• **What you need to do**: Every line below is to be quoted exactly, with nothing added or dropped.

• **Data for the task**:
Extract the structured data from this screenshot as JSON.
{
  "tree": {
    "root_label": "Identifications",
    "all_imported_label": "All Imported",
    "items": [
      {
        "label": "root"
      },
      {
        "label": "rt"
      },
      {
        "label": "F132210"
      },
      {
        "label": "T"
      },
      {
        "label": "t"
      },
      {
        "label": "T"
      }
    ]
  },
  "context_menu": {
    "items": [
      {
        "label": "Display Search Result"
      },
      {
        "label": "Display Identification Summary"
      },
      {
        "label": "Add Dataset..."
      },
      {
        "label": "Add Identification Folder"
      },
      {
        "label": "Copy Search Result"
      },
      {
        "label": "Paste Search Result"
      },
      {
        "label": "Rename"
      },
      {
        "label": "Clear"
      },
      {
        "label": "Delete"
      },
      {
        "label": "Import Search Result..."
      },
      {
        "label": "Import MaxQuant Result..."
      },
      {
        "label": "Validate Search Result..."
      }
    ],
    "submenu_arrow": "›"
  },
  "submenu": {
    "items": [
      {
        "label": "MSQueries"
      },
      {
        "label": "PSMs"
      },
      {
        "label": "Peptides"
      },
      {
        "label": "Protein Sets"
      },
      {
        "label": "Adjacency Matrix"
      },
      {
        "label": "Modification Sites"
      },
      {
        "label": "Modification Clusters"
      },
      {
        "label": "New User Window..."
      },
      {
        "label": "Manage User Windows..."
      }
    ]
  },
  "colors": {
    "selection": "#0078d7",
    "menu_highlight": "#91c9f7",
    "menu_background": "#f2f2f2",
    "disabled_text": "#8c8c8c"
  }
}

• **Output for this task**:
Extract the structured data from this screenshot as JSON.
{
  "tree": {
    "root_label": "Identifications",
    "all_imported_label": "All Imported",
    "items": [
      {
        "label": "root"
      },
      {
        "label": "rt"
      },
      {
        "label": "F132210"
      },
      {
        "label": "T"
      },
      {
        "label": "t"
      },
      {
        "label": "T"
      }
    ]
  },
  "context_menu": {
    "items": [
      {
        "label": "Display Search Result"
      },
      {
        "label": "Display Identification Summary"
      },
      {
        "label": "Add Dataset..."
      },
      {
        "label": "Add Identification Folder"
      },
      {
        "label": "Copy Search Result"
      },
      {
        "label": "Paste Search Result"
      },
      {
        "label": "Rename"
      },
      {
        "label": "Clear"
      },
      {
        "label": "Delete"
      },
      {
        "label": "Import Search Result..."
      },
      {
        "label": "Import MaxQuant Result..."
      },
      {
        "label": "Validate Search Result..."
      }
    ],
    "submenu_arrow": "›"
  },
  "submenu": {
    "items": [
      {
        "label": "MSQueries"
      },
      {
        "label": "PSMs"
      },
      {
        "label": "Peptides"
      },
      {
        "label": "Protein Sets"
      },
      {
        "label": "Adjacency Matrix"
      },
      {
        "label": "Modification Sites"
      },
      {
        "label": "Modification Clusters"
      },
      {
        "label": "New User Window..."
      },
      {
        "label": "Manage User Windows..."
      }
    ]
  },
  "colors": {
    "selection": "#0078d7",
    "menu_highlight": "#91c9f7",
    "menu_background": "#f2f2f2",
    "disabled_text": "#8c8c8c"
  }
}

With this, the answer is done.